    also seeing
    a shift in orders to countries like Sri Lanka where costs are lower.

    Under a 55-million rupee (490,000 dollar), 10-month campaign launched last
    week, the industry not only hopes to improve the image of the female
    garment worker but also stay attractive in a competitive labour market.

    "With the post-war economic boom expected, income per capita is
    projected
    to rise to 4,000 dollars in 2016 from 2,200 dollars now. There would then
    be
    a demand for labour and we need to make sure the garment and textile
    sector
    is still attractive," Cooray said.

    Over the years, Sri Lanka’s garment factories have turned into
    sophisticated
    factories from the sweatshops they once were, but female garment workers
    are still occasionally called "juki girls" – juki being a brand
    of sewing
    machines.

    They are also subject to catcalls from young men living in and around free
    trade zones where most of the factories are located.

    For women to gain respect, their salaries need to improve while their
    living
    conditions need to be upgraded, says Anton Marcus, convener of the Free
    Trade Zones Workers Union (FTZWU).

    "Workers are struggling on the wage they get and often work seven
    days a
    week to make ends meet.

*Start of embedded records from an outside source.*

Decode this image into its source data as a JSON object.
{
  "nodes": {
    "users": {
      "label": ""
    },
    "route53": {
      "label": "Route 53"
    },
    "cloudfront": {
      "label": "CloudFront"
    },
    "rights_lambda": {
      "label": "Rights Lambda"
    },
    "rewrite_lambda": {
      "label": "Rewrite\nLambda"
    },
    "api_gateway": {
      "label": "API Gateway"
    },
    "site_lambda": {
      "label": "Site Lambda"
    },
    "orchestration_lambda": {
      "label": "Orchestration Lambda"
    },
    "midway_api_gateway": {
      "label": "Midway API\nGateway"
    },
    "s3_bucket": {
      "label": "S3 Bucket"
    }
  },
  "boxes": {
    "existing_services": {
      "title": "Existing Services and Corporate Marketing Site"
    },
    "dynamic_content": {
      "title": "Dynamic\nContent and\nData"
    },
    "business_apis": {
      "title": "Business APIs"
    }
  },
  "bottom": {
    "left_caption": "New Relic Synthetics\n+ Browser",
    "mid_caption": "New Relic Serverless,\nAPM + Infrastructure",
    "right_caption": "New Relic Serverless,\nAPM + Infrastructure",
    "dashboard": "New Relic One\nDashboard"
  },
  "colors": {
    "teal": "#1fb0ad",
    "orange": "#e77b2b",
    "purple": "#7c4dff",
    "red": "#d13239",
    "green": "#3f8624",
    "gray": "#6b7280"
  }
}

There are no savings," Marcus told IPS.
    "It’s a hard
    life."

    Sriya Ahangamage from the Women’s Centre, which fights for better
    wages
    and other benefits for garment workers, told IPS young women from the
    villages continue to join the garment sector only because there are no
    other
    jobs available.

    "Some leave the garment sector and seek jobs as domestics in the
    Middle
    East," she said.

    Workers’ groups have been campaigning for what they call a
    ‘living’ wage.
    The current basic salary is around 9,000 rupees (about 80 dollars) per
    month
    and with long hours of overtime and working seven days a week, a worker
    could make up to 12,000-13,000 rupees, or about 115 dollars.

    According to Lalitha Ranjani Kumari of the National Workers Union also
    representing garment workers, the basic ‘living’ wage is
    around 20,000
    rupees per month.

    FTZWU’s Marcus said the living wage has been calculated based on the
    cost of
    living and calorie intake. "Once we did a health check and found
    many
    women suffering from malnourishment because they were having frugal
    meals without any meat," he said.

    Living conditions, another reason why women are reluctant to join the
    garment industry workforce, are appalling. Girls share small, cheap dingy
    rooms without proper ventilation a few kilometers away from the zones, and
    pay for their own accommodation.

    JAAF’s Cooray agrees that the conditions may be not be the best
    available and
    said the industry and government are working on the prospects of building
    decent worker hostels. "This is the discussion stage," he said.

    Most women who migrate from the village to the city are breadwinners.
    Marcus cites government data that a family needs 39,000 rupees (about 350
    dollars) a month for household expenses. "You can see the disparity
    in the
    wage that a garment worker gets."

    Both Marcus and the other two women activists reject claims by Cooray that
    a
    "quality" worker in a garment factory can make up to 20,000
    rupees.

    "That is nonsense," retorts Ahangamage from the Women’s
    Centre. "Even to
    get 12,000-13,000 rupees, one has to work all seven days of the
    week."

    Under JAAF’s awareness programme, with support from the Ministry of
    Industry and Commerce, the campaign will be held in all nine provinces of
    the
    country to showcase the apparel industry’s contributions to the
    regions and
    create awareness about opportunities and potential.

    "It will also profile the contribution this sector has made to the
    country and
    how workers have been a part of this effort," notes JAAF chairman
    Sukumaran.

    Asked to respond to complaints of low wages, Sukumaran said:
    "It’s all based
    on supply and demand. Now it’s the supply (labour) that determines
    our
    business. Companies are willing to pay more for good workers. It is
    strictly
    business."

    home | top